Segment Open

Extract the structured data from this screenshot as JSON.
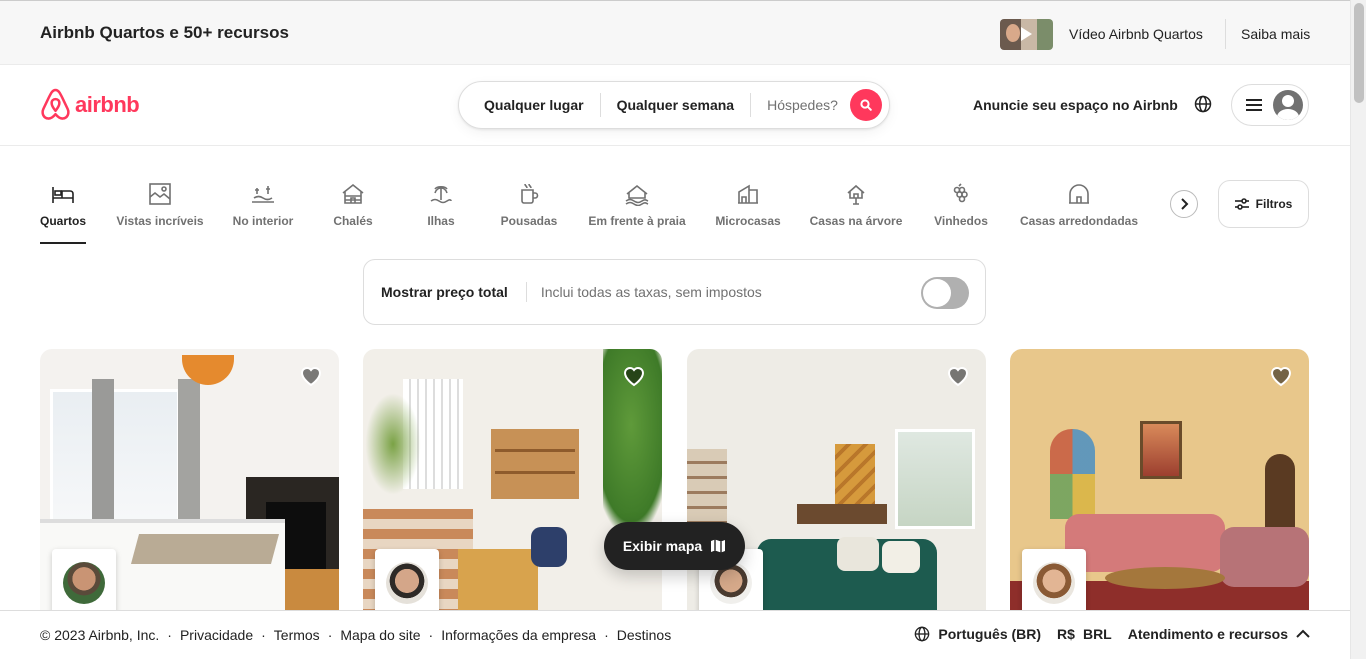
{
  "promo": {
    "title": "Airbnb Quartos e 50+ recursos",
    "video_label": "Vídeo Airbnb Quartos",
    "more_label": "Saiba mais"
  },
  "header": {
    "logo_text": "airbnb",
    "search": {
      "where": "Qualquer lugar",
      "when": "Qualquer semana",
      "guests": "Hóspedes?"
    },
    "host_label": "Anuncie seu espaço no Airbnb"
  },
  "categories": [
    {
      "label": "Quartos",
      "icon": "bed-icon",
      "active": true
    },
    {
      "label": "Vistas incríveis",
      "icon": "landscape-icon"
    },
    {
      "label": "No interior",
      "icon": "countryside-icon"
    },
    {
      "label": "Chalés",
      "icon": "cabin-icon"
    },
    {
      "label": "Ilhas",
      "icon": "island-icon"
    },
    {
      "label": "Pousadas",
      "icon": "mug-icon"
    },
    {
      "label": "Em frente à praia",
      "icon": "beachfront-icon"
    },
    {
      "label": "Microcasas",
      "icon": "tiny-home-icon"
    },
    {
      "label": "Casas na árvore",
      "icon": "treehouse-icon"
    },
    {
      "label": "Vinhedos",
      "icon": "grapes-icon"
    },
    {
      "label": "Casas arredondadas",
      "icon": "dome-icon"
    }
  ],
  "filters_label": "Filtros",
  "total_price": {
    "title": "Mostrar preço total",
    "subtitle": "Inclui todas as taxas, sem impostos",
    "enabled": false
  },
  "map_button_label": "Exibir mapa",
  "footer": {
    "copyright": "© 2023 Airbnb, Inc.",
    "links": [
      "Privacidade",
      "Termos",
      "Mapa do site",
      "Informações da empresa",
      "Destinos"
    ],
    "language": "Português (BR)",
    "currency_symbol": "R$",
    "currency_code": "BRL",
    "support": "Atendimento e recursos"
  },
  "colors": {
    "brand": "#ff385c",
    "text": "#222222",
    "muted": "#717171"
  }
}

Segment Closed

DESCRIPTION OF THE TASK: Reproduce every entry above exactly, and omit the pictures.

RESPONSE TO THIS EXERCISE:
Extract the structured data from this screenshot as JSON.
{
  "promo": {
    "title": "Airbnb Quartos e 50+ recursos",
    "video_label": "Vídeo Airbnb Quartos",
    "more_label": "Saiba mais"
  },
  "header": {
    "logo_text": "airbnb",
    "search": {
      "where": "Qualquer lugar",
      "when": "Qualquer semana",
      "guests": "Hóspedes?"
    },
    "host_label": "Anuncie seu espaço no Airbnb"
  },
  "categories": [
    {
      "label": "Quartos",
      "icon": "bed-icon",
      "active": true
    },
    {
      "label": "Vistas incríveis",
      "icon": "landscape-icon"
    },
    {
      "label": "No interior",
      "icon": "countryside-icon"
    },
    {
      "label": "Chalés",
      "icon": "cabin-icon"
    },
    {
      "label": "Ilhas",
      "icon": "island-icon"
    },
    {
      "label": "Pousadas",
      "icon": "mug-icon"
    },
    {
      "label": "Em frente à praia",
      "icon": "beachfront-icon"
    },
    {
      "label": "Microcasas",
      "icon": "tiny-home-icon"
    },
    {
      "label": "Casas na árvore",
      "icon": "treehouse-icon"
    },
    {
      "label": "Vinhedos",
      "icon": "grapes-icon"
    },
    {
      "label": "Casas arredondadas",
      "icon": "dome-icon"
    }
  ],
  "filters_label": "Filtros",
  "total_price": {
    "title": "Mostrar preço total",
    "subtitle": "Inclui todas as taxas, sem impostos",
    "enabled": false
  },
  "map_button_label": "Exibir mapa",
  "footer": {
    "copyright": "© 2023 Airbnb, Inc.",
    "links": [
      "Privacidade",
      "Termos",
      "Mapa do site",
      "Informações da empresa",
      "Destinos"
    ],
    "language": "Português (BR)",
    "currency_symbol": "R$",
    "currency_code": "BRL",
    "support": "Atendimento e recursos"
  },
  "colors": {
    "brand": "#ff385c",
    "text": "#222222",
    "muted": "#717171"
  }
}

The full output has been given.